Problem details: Print the listing again exactly, leaving nothing out.
Material supplied Block Start
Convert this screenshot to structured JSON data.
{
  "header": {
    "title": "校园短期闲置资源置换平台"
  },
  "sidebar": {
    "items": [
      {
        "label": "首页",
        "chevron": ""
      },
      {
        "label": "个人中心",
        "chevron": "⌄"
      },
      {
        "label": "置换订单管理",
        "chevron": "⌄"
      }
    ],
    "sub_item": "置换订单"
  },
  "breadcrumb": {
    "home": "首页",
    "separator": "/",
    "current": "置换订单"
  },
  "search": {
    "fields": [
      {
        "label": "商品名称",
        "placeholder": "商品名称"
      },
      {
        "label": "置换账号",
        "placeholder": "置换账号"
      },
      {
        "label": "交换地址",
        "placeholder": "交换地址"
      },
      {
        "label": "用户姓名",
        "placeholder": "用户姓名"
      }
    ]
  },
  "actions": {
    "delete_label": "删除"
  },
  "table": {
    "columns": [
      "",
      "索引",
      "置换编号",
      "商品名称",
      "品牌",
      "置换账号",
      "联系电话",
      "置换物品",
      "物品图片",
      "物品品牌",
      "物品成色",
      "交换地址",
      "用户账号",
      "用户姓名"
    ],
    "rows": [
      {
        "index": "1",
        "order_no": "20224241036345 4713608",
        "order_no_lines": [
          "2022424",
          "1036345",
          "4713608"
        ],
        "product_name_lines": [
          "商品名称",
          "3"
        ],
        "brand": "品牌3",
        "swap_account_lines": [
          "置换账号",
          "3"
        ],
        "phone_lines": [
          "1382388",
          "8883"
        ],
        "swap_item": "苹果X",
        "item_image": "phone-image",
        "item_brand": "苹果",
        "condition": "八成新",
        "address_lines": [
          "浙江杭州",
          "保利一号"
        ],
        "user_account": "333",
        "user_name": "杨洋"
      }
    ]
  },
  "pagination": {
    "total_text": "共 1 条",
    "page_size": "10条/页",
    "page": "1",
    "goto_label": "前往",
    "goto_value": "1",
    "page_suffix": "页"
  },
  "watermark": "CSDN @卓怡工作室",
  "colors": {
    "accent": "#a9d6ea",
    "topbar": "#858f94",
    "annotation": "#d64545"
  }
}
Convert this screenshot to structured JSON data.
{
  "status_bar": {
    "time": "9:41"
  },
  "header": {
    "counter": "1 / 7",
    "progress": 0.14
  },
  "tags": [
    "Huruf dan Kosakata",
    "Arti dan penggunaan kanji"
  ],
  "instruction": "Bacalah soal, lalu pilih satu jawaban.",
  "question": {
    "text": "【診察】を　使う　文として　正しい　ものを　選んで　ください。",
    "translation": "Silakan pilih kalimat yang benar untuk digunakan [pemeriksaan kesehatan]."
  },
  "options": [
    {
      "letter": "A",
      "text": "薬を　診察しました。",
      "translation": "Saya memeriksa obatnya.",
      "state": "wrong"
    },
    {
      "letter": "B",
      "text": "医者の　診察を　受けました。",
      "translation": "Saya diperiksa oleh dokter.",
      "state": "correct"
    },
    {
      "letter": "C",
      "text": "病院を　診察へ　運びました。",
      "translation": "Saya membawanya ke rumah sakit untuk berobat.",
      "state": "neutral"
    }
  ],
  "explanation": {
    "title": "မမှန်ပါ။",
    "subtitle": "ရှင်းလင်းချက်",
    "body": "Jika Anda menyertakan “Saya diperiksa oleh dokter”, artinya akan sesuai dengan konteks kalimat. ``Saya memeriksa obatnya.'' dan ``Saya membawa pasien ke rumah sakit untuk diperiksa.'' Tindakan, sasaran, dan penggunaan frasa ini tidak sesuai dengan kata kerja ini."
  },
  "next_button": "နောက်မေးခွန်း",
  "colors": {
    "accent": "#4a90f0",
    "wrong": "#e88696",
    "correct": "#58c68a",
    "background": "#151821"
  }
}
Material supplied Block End
Answer section:
Convert this screenshot to structured JSON data.
{
  "header": {
    "title": "校园短期闲置资源置换平台"
  },
  "sidebar": {
    "items": [
      {
        "label": "首页",
        "chevron": ""
      },
      {
        "label": "个人中心",
        "chevron": "⌄"
      },
      {
        "label": "置换订单管理",
        "chevron": "⌄"
      }
    ],
    "sub_item": "置换订单"
  },
  "breadcrumb": {
    "home": "首页",
    "separator": "/",
    "current": "置换订单"
  },
  "search": {
    "fields": [
      {
        "label": "商品名称",
        "placeholder": "商品名称"
      },
      {
        "label": "置换账号",
        "placeholder": "置换账号"
      },
      {
        "label": "交换地址",
        "placeholder": "交换地址"
      },
      {
        "label": "用户姓名",
        "placeholder": "用户姓名"
      }
    ]
  },
  "actions": {
    "delete_label": "删除"
  },
  "table": {
    "columns": [
      "",
      "索引",
      "置换编号",
      "商品名称",
      "品牌",
      "置换账号",
      "联系电话",
      "置换物品",
      "物品图片",
      "物品品牌",
      "物品成色",
      "交换地址",
      "用户账号",
      "用户姓名"
    ],
    "rows": [
      {
        "index": "1",
        "order_no": "20224241036345 4713608",
        "order_no_lines": [
          "2022424",
          "1036345",
          "4713608"
        ],
        "product_name_lines": [
          "商品名称",
          "3"
        ],
        "brand": "品牌3",
        "swap_account_lines": [
          "置换账号",
          "3"
        ],
        "phone_lines": [
          "1382388",
          "8883"
        ],
        "swap_item": "苹果X",
        "item_image": "phone-image",
        "item_brand": "苹果",
        "condition": "八成新",
        "address_lines": [
          "浙江杭州",
          "保利一号"
        ],
        "user_account": "333",
        "user_name": "杨洋"
      }
    ]
  },
  "pagination": {
    "total_text": "共 1 条",
    "page_size": "10条/页",
    "page": "1",
    "goto_label": "前往",
    "goto_value": "1",
    "page_suffix": "页"
  },
  "watermark": "CSDN @卓怡工作室",
  "colors": {
    "accent": "#a9d6ea",
    "topbar": "#858f94",
    "annotation": "#d64545"
  }
}
Convert this screenshot to structured JSON data.
{
  "status_bar": {
    "time": "9:41"
  },
  "header": {
    "counter": "1 / 7",
    "progress": 0.14
  },
  "tags": [
    "Huruf dan Kosakata",
    "Arti dan penggunaan kanji"
  ],
  "instruction": "Bacalah soal, lalu pilih satu jawaban.",
  "question": {
    "text": "【診察】を　使う　文として　正しい　ものを　選んで　ください。",
    "translation": "Silakan pilih kalimat yang benar untuk digunakan [pemeriksaan kesehatan]."
  },
  "options": [
    {
      "letter": "A",
      "text": "薬を　診察しました。",
      "translation": "Saya memeriksa obatnya.",
      "state": "wrong"
    },
    {
      "letter": "B",
      "text": "医者の　診察を　受けました。",
      "translation": "Saya diperiksa oleh dokter.",
      "state": "correct"
    },
    {
      "letter": "C",
      "text": "病院を　診察へ　運びました。",
      "translation": "Saya membawanya ke rumah sakit untuk berobat.",
      "state": "neutral"
    }
  ],
  "explanation": {
    "title": "မမှန်ပါ။",
    "subtitle": "ရှင်းလင်းချက်",
    "body": "Jika Anda menyertakan “Saya diperiksa oleh dokter”, artinya akan sesuai dengan konteks kalimat. ``Saya memeriksa obatnya.'' dan ``Saya membawa pasien ke rumah sakit untuk diperiksa.'' Tindakan, sasaran, dan penggunaan frasa ini tidak sesuai dengan kata kerja ini."
  },
  "next_button": "နောက်မေးခွန်း",
  "colors": {
    "accent": "#4a90f0",
    "wrong": "#e88696",
    "correct": "#58c68a",
    "background": "#151821"
  }
}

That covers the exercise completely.